> [Aim of the exercise] Throughout the entries below, report every line where "purple" is found.

Data records for software interfaces
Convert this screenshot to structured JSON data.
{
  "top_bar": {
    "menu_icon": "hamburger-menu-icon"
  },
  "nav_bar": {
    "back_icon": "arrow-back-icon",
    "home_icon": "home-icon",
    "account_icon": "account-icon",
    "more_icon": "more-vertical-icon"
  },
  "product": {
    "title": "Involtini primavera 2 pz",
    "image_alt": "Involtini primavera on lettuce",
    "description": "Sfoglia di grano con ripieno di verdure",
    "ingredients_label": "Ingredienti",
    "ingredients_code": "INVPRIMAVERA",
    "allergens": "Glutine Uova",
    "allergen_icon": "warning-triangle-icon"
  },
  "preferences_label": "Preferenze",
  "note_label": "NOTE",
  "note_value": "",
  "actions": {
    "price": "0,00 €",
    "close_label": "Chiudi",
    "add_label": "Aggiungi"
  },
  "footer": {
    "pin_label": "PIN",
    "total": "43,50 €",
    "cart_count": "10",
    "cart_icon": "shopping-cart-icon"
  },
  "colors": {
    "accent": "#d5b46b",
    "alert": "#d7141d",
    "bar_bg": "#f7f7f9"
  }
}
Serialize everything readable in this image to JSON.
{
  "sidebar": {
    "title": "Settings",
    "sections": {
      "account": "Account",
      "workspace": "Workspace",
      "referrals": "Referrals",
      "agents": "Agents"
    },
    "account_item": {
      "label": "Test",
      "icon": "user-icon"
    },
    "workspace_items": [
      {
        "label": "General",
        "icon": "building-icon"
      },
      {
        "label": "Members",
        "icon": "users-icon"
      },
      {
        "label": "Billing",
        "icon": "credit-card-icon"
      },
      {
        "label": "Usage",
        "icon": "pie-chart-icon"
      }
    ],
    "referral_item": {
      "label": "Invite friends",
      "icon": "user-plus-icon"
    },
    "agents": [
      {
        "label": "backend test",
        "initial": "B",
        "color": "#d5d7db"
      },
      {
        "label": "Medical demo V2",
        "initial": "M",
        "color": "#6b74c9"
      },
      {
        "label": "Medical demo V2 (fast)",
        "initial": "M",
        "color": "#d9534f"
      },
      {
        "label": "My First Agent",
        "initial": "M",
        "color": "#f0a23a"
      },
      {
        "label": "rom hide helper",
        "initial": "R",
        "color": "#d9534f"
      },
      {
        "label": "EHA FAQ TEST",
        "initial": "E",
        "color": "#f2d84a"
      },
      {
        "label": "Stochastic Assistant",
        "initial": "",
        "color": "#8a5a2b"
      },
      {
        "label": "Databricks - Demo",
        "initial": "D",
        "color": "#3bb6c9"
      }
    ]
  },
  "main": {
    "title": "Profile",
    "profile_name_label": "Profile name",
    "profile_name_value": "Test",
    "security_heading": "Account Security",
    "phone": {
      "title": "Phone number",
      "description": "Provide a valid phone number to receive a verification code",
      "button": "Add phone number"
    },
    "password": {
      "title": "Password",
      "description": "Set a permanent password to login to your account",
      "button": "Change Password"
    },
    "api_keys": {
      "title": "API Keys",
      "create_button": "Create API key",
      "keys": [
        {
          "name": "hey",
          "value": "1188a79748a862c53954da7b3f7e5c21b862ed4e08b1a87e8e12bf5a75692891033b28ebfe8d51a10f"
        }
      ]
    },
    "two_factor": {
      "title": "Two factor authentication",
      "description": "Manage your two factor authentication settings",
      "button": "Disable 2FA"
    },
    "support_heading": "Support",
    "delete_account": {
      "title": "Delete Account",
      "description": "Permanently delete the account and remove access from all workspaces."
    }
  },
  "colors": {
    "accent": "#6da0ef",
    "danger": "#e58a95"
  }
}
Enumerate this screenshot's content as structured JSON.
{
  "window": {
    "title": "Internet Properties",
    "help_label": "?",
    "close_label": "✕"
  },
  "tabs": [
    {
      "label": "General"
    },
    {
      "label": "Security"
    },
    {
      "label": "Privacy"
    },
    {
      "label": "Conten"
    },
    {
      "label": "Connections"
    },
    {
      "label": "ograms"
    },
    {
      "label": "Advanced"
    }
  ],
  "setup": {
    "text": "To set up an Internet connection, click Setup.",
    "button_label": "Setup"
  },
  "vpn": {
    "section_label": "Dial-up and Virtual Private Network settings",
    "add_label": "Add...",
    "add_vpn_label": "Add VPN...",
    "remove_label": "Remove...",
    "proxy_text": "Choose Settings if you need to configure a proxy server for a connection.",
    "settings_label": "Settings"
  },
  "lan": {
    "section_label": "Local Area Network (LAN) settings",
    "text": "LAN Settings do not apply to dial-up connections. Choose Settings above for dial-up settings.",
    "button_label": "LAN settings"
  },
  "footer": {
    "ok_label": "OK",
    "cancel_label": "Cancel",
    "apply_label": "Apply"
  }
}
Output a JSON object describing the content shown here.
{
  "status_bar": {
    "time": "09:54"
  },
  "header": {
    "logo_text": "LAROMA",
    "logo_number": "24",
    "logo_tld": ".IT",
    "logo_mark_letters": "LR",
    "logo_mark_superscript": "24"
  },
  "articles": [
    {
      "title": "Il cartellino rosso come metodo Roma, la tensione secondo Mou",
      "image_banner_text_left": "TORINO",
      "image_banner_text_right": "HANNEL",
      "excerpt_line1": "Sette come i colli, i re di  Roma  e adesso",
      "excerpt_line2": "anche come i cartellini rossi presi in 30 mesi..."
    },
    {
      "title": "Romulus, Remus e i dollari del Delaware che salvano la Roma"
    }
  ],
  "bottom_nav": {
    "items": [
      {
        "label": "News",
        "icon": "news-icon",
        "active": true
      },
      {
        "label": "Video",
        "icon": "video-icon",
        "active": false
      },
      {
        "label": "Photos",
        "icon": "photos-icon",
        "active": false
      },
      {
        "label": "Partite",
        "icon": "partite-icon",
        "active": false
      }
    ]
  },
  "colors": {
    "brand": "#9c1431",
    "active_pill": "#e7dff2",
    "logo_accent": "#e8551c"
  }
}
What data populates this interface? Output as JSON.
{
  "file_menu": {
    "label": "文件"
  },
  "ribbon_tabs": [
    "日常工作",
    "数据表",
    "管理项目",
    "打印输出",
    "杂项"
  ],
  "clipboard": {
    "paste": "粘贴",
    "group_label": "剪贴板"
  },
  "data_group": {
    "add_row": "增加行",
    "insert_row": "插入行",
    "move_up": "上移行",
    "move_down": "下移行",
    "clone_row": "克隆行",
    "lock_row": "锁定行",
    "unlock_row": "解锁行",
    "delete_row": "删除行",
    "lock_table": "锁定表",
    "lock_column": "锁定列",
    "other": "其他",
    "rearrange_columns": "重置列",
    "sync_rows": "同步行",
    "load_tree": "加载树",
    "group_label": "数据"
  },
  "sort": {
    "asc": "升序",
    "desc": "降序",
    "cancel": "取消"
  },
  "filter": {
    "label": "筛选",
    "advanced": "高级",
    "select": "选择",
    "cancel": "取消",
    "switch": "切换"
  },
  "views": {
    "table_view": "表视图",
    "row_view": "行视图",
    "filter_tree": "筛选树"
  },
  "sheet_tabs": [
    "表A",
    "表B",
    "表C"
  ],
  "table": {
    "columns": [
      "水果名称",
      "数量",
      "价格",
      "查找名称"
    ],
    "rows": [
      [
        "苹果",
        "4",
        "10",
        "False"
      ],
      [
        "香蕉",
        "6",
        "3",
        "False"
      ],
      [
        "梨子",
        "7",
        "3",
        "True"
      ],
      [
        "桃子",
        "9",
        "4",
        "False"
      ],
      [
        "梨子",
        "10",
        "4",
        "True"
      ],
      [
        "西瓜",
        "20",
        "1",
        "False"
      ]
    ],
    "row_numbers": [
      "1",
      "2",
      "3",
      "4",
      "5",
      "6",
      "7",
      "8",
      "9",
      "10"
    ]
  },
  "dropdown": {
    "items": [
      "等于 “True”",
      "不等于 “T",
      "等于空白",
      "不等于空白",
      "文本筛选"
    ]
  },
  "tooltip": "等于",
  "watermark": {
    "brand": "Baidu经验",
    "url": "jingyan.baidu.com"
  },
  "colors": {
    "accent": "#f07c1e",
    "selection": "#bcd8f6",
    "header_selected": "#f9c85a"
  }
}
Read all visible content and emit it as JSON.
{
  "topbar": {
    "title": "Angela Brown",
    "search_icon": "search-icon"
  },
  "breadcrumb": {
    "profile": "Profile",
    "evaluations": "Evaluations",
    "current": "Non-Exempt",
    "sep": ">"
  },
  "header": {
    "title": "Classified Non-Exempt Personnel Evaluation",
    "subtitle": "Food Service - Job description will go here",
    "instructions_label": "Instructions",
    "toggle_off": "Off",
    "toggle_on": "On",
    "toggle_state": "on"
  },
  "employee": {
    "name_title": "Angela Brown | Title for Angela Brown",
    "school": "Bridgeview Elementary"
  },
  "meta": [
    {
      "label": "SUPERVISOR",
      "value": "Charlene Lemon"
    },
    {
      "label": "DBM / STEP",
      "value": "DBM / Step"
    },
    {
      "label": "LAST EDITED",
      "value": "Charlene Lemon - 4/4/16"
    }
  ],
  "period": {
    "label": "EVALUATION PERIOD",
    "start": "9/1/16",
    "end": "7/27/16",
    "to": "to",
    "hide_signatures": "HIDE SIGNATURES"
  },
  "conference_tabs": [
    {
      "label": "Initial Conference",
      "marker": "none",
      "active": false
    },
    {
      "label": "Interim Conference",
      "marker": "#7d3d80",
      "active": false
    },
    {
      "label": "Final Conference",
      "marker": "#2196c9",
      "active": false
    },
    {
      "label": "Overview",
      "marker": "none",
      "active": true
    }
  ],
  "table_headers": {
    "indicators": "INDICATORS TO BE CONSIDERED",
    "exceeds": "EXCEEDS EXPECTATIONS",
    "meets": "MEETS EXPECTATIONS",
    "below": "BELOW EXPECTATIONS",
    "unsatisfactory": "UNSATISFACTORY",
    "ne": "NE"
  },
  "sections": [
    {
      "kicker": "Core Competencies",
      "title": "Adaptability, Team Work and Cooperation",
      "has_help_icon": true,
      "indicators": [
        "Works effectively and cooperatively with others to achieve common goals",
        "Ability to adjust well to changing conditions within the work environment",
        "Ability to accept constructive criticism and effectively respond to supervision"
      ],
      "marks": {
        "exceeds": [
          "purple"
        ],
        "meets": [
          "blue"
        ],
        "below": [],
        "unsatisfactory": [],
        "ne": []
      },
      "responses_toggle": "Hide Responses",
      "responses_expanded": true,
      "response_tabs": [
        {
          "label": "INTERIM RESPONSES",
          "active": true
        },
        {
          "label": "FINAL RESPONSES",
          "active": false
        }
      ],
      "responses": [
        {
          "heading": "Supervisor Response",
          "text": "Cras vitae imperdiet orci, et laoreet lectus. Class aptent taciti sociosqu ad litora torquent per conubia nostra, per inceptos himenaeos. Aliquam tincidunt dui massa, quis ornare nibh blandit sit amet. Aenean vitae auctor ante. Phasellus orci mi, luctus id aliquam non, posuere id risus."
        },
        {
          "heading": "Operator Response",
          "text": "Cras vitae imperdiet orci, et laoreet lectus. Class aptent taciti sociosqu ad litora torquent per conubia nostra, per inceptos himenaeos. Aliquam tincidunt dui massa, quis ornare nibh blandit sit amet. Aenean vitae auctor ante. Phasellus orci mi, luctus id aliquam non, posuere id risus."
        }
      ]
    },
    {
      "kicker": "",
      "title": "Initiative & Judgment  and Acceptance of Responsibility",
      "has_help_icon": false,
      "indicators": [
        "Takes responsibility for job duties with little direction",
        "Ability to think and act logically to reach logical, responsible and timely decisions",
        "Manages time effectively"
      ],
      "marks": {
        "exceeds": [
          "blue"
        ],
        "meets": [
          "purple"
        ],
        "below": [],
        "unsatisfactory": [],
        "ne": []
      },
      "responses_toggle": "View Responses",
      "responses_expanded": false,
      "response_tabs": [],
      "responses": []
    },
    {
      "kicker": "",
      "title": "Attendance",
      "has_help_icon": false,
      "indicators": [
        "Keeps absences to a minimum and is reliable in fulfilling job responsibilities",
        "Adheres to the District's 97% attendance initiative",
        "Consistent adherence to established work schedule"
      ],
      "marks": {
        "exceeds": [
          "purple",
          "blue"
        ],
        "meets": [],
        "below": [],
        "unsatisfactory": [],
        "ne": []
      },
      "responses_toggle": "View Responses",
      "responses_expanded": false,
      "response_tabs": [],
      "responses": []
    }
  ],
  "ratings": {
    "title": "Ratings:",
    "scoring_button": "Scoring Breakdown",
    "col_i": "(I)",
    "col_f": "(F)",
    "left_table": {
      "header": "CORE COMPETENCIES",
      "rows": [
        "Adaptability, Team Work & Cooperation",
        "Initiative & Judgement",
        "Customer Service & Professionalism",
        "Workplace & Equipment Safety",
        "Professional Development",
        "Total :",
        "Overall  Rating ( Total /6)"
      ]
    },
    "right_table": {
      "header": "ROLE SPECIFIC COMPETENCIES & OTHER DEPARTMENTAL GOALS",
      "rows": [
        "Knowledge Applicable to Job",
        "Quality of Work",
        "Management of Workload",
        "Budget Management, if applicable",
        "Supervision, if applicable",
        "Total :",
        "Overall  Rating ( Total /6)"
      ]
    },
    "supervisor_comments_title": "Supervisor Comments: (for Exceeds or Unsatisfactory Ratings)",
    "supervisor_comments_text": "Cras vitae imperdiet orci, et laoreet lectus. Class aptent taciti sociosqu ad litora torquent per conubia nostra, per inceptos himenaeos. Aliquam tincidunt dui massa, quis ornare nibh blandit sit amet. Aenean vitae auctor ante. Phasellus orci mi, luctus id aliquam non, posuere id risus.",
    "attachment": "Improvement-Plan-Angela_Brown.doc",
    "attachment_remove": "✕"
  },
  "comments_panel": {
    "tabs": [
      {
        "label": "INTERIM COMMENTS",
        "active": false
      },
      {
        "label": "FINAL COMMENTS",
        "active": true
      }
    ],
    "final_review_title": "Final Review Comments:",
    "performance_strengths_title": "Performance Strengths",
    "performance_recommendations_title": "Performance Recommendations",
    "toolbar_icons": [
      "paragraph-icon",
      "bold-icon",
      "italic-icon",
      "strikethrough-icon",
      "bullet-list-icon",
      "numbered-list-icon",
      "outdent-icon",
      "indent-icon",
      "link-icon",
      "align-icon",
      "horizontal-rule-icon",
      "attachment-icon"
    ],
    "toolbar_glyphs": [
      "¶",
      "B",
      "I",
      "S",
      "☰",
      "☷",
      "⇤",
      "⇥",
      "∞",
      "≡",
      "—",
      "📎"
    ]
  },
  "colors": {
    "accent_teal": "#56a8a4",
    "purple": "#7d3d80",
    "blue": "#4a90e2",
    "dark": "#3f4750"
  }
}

> [Finished task]
          "purple"
          "purple"
          "purple",
    "purple": "#7d3d80",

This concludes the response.